It’s 8:42 am, and hiking is out of the question. I’m bummed. The peaks of the Alps are some of the most stunning in the world, but everything’s telling me to stay put in Verona: real-time local weather forecasts and live video feeds show rain, and it’s predicted to get worse. As much as I want to jump on a train, I know that hiking into bad weather is a bad idea. Instead, I’ll stay in Verona until this evening, then catch a night train to Rome.
Though today is a bust, last night was epic. Kristin and I made a traditional risotto from Verona. To be a true Veronese risotto, you should use Vialone Nano rice, which is very tender. Using a sausage called tastasal is also common, but after reading a few reviews, which said that it has a tough texture, we opted for a local sausage.
When we walked into the macelleria, aka butcher shop, the man behind the counter was thinly slicing beef to be used for involtini. When he saw us, he immediately offered us wine. Great, I thought: this is the way to buy meat! Next, he sliced a couple of samples of house-made salami. When we showed interest in the local Monte Veronese cheese, he used an absolutely huge, machete-like knife to slice us large tastes.
The night before, I’d had a cheese plate with aged Monte Veronese encrusted with sage. The hard cheese had been decadent, nutty and smooth. The Monte Veronese in the macelleria didn’t have sage. One version was aged, making it rich in color and strong in flavor, with a hard texture. The other was fresh and soft, yet retained that excellent nuttiness. I’m beginning to think that Monte Veronese is one of the best cheeses in the world. The gentle texture, the richness and wonderful, dry nuttiness make it excellent alone or in a dish. It seemed decadently perfect for risotto, so we ordered a little of each version of the cheese along with two sausages. After ducking into a vegetable shop and picking up a quarter of a local squash, we were ready to make the risotto.
Most people think that risotto is too difficult to make on a regular basis, if at all. However, when I was in Puglia, I learned that making risotto can be quick and easy. Risotto with squash is delicious, and very simple to prepare. You don’t have to worry about the rice burning. You don’t even have to prepare stock. In fact, an easier, more delicious risotto recipe is hard to imagine.
Squash and Sausage Risotto Recipe
Ingredients (for 2 people):
1 ½ cups of Vialone Nano rice (arborio or other types of risotto rice are also fine)
1 cup peeled and chopped squash
2 sausages removed from the casings
¼ cup grated Monte Veronese cheese (any salty cheese works well, e.g., Parmesan)
½ cup white wine
1 medium size onion, chopped
1-2 clove garlic, chopped
1) Boil roughly 6 cups of water in large pot.

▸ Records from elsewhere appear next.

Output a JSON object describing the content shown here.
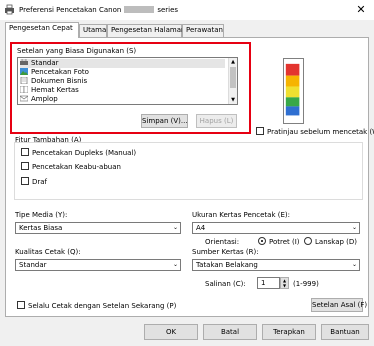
{
  "window": {
    "title_prefix": "Preferensi Pencetakan Canon",
    "title_suffix": "series",
    "close_glyph": "✕"
  },
  "tabs": [
    {
      "label": "Pengesetan Cepat"
    },
    {
      "label": "Utama"
    },
    {
      "label": "Pengesetan Halaman"
    },
    {
      "label": "Perawatan"
    }
  ],
  "settings_list": {
    "label": "Setelan yang Biasa Digunakan (S)",
    "items": [
      {
        "label": "Standar",
        "icon": "printer-icon"
      },
      {
        "label": "Pencetakan Foto",
        "icon": "photo-icon"
      },
      {
        "label": "Dokumen Bisnis",
        "icon": "document-icon"
      },
      {
        "label": "Hemat Kertas",
        "icon": "paper-saving-icon"
      },
      {
        "label": "Amplop",
        "icon": "envelope-icon"
      }
    ],
    "save_button": "Simpan (V)...",
    "delete_button": "Hapus (L)"
  },
  "preview_checkbox": "Pratinjau sebelum mencetak (W)",
  "additional_features": {
    "label": "Fitur Tambahan (A)",
    "options": [
      {
        "label": "Pencetakan Dupleks (Manual)",
        "checked": false
      },
      {
        "label": "Pencetakan Keabu-abuan",
        "checked": false
      },
      {
        "label": "Draf",
        "checked": false
      }
    ]
  },
  "media_type": {
    "label": "Tipe Media (Y):",
    "value": "Kertas Biasa"
  },
  "paper_size": {
    "label": "Ukuran Kertas Pencetak (E):",
    "value": "A4"
  },
  "orientation": {
    "label": "Orientasi:",
    "portrait": "Potret (I)",
    "landscape": "Lanskap (D)",
    "selected": "portrait"
  },
  "print_quality": {
    "label": "Kualitas Cetak (Q):",
    "value": "Standar"
  },
  "paper_source": {
    "label": "Sumber Kertas (R):",
    "value": "Tatakan Belakang"
  },
  "copies": {
    "label": "Salinan (C):",
    "value": "1",
    "range": "(1-999)"
  },
  "always_print_checkbox": "Selalu Cetak dengan Setelan Sekarang (P)",
  "defaults_button": "Setelan Asal (F)",
  "dialog_buttons": {
    "ok": "OK",
    "cancel": "Batal",
    "apply": "Terapkan",
    "help": "Bantuan"
  }
}
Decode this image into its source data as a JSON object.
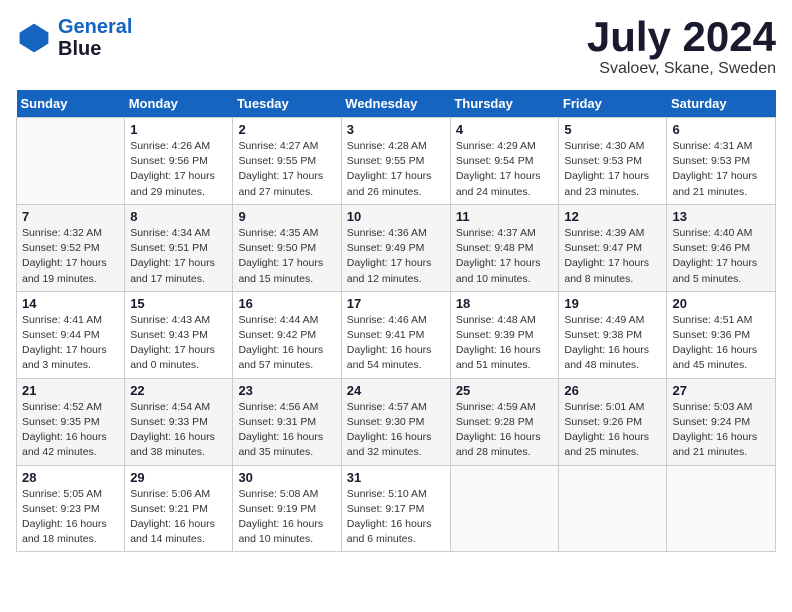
{
  "header": {
    "logo_line1": "General",
    "logo_line2": "Blue",
    "month_year": "July 2024",
    "location": "Svaloev, Skane, Sweden"
  },
  "weekdays": [
    "Sunday",
    "Monday",
    "Tuesday",
    "Wednesday",
    "Thursday",
    "Friday",
    "Saturday"
  ],
  "weeks": [
    [
      {
        "day": "",
        "info": ""
      },
      {
        "day": "1",
        "info": "Sunrise: 4:26 AM\nSunset: 9:56 PM\nDaylight: 17 hours\nand 29 minutes."
      },
      {
        "day": "2",
        "info": "Sunrise: 4:27 AM\nSunset: 9:55 PM\nDaylight: 17 hours\nand 27 minutes."
      },
      {
        "day": "3",
        "info": "Sunrise: 4:28 AM\nSunset: 9:55 PM\nDaylight: 17 hours\nand 26 minutes."
      },
      {
        "day": "4",
        "info": "Sunrise: 4:29 AM\nSunset: 9:54 PM\nDaylight: 17 hours\nand 24 minutes."
      },
      {
        "day": "5",
        "info": "Sunrise: 4:30 AM\nSunset: 9:53 PM\nDaylight: 17 hours\nand 23 minutes."
      },
      {
        "day": "6",
        "info": "Sunrise: 4:31 AM\nSunset: 9:53 PM\nDaylight: 17 hours\nand 21 minutes."
      }
    ],
    [
      {
        "day": "7",
        "info": "Sunrise: 4:32 AM\nSunset: 9:52 PM\nDaylight: 17 hours\nand 19 minutes."
      },
      {
        "day": "8",
        "info": "Sunrise: 4:34 AM\nSunset: 9:51 PM\nDaylight: 17 hours\nand 17 minutes."
      },
      {
        "day": "9",
        "info": "Sunrise: 4:35 AM\nSunset: 9:50 PM\nDaylight: 17 hours\nand 15 minutes."
      },
      {
        "day": "10",
        "info": "Sunrise: 4:36 AM\nSunset: 9:49 PM\nDaylight: 17 hours\nand 12 minutes."
      },
      {
        "day": "11",
        "info": "Sunrise: 4:37 AM\nSunset: 9:48 PM\nDaylight: 17 hours\nand 10 minutes."
      },
      {
        "day": "12",
        "info": "Sunrise: 4:39 AM\nSunset: 9:47 PM\nDaylight: 17 hours\nand 8 minutes."
      },
      {
        "day": "13",
        "info": "Sunrise: 4:40 AM\nSunset: 9:46 PM\nDaylight: 17 hours\nand 5 minutes."
      }
    ],
    [
      {
        "day": "14",
        "info": "Sunrise: 4:41 AM\nSunset: 9:44 PM\nDaylight: 17 hours\nand 3 minutes."
      },
      {
        "day": "15",
        "info": "Sunrise: 4:43 AM\nSunset: 9:43 PM\nDaylight: 17 hours\nand 0 minutes."
      },
      {
        "day": "16",
        "info": "Sunrise: 4:44 AM\nSunset: 9:42 PM\nDaylight: 16 hours\nand 57 minutes."
      },
      {
        "day": "17",
        "info": "Sunrise: 4:46 AM\nSunset: 9:41 PM\nDaylight: 16 hours\nand 54 minutes."
      },
      {
        "day": "18",
        "info": "Sunrise: 4:48 AM\nSunset: 9:39 PM\nDaylight: 16 hours\nand 51 minutes."
      },
      {
        "day": "19",
        "info": "Sunrise: 4:49 AM\nSunset: 9:38 PM\nDaylight: 16 hours\nand 48 minutes."
      },
      {
        "day": "20",
        "info": "Sunrise: 4:51 AM\nSunset: 9:36 PM\nDaylight: 16 hours\nand 45 minutes."
      }
    ],
    [
      {
        "day": "21",
        "info": "Sunrise: 4:52 AM\nSunset: 9:35 PM\nDaylight: 16 hours\nand 42 minutes."
      },
      {
        "day": "22",
        "info": "Sunrise: 4:54 AM\nSunset: 9:33 PM\nDaylight: 16 hours\nand 38 minutes."
      },
      {
        "day": "23",
        "info": "Sunrise: 4:56 AM\nSunset: 9:31 PM\nDaylight: 16 hours\nand 35 minutes."
      },
      {
        "day": "24",
        "info": "Sunrise: 4:57 AM\nSunset: 9:30 PM\nDaylight: 16 hours\nand 32 minutes."
      },
      {
        "day": "25",
        "info": "Sunrise: 4:59 AM\nSunset: 9:28 PM\nDaylight: 16 hours\nand 28 minutes."
      },
      {
        "day": "26",
        "info": "Sunrise: 5:01 AM\nSunset: 9:26 PM\nDaylight: 16 hours\nand 25 minutes."
      },
      {
        "day": "27",
        "info": "Sunrise: 5:03 AM\nSunset: 9:24 PM\nDaylight: 16 hours\nand 21 minutes."
      }
    ],
    [
      {
        "day": "28",
        "info": "Sunrise: 5:05 AM\nSunset: 9:23 PM\nDaylight: 16 hours\nand 18 minutes."
      },
      {
        "day": "29",
        "info": "Sunrise: 5:06 AM\nSunset: 9:21 PM\nDaylight: 16 hours\nand 14 minutes."
      },
      {
        "day": "30",
        "info": "Sunrise: 5:08 AM\nSunset: 9:19 PM\nDaylight: 16 hours\nand 10 minutes."
      },
      {
        "day": "31",
        "info": "Sunrise: 5:10 AM\nSunset: 9:17 PM\nDaylight: 16 hours\nand 6 minutes."
      },
      {
        "day": "",
        "info": ""
      },
      {
        "day": "",
        "info": ""
      },
      {
        "day": "",
        "info": ""
      }
    ]
  ]
}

Boil squash until soft, then remove from water; reserve the cooking water.
2) Chop onion, garlic, and sausage. Gently sauté garlic and onion in plenty of olive oil for 2 minutes, then add sausage and cook until just browned.
3) Add rice and cook, while stirring, for 1 minute. Add wine and cook until almost fully absorbed. Then begin adding the squash water, ladle-full by ladle-ful. Don’t worry about technique here: all you need to do is keep the rice moist. If you need to do other things, add several ladlefuls at once. If you do burn the rice, don’t worry about it: burning rice brings out its starch, making it tender. Just don’t go overboard.
4) Mash squash with a fork, then add to the risotto about halfway through cooking (or whenever convenient).
5) After 20 or so minutes, begin tasting the rice for texture. When slightly al dente, it’s ready.
6) Add cheese, mix, and serve. Chopped parsley makes a good garnish.
The train leaves at 9:06 pm, and I’ll arrive in Rome at 4:52 am tomorrow morning. From there, I’ll catch a train to Frosinone, rent a car, and journey to Abruzzo Cibus Culinary Tours. It will be my first time in Abruzzo, a mountainous region that is impossible to explore without a car. Supposedly, it is like nowhere else in Italy.
Written by and photos by Mattie Bamman for EuropeUpClose.com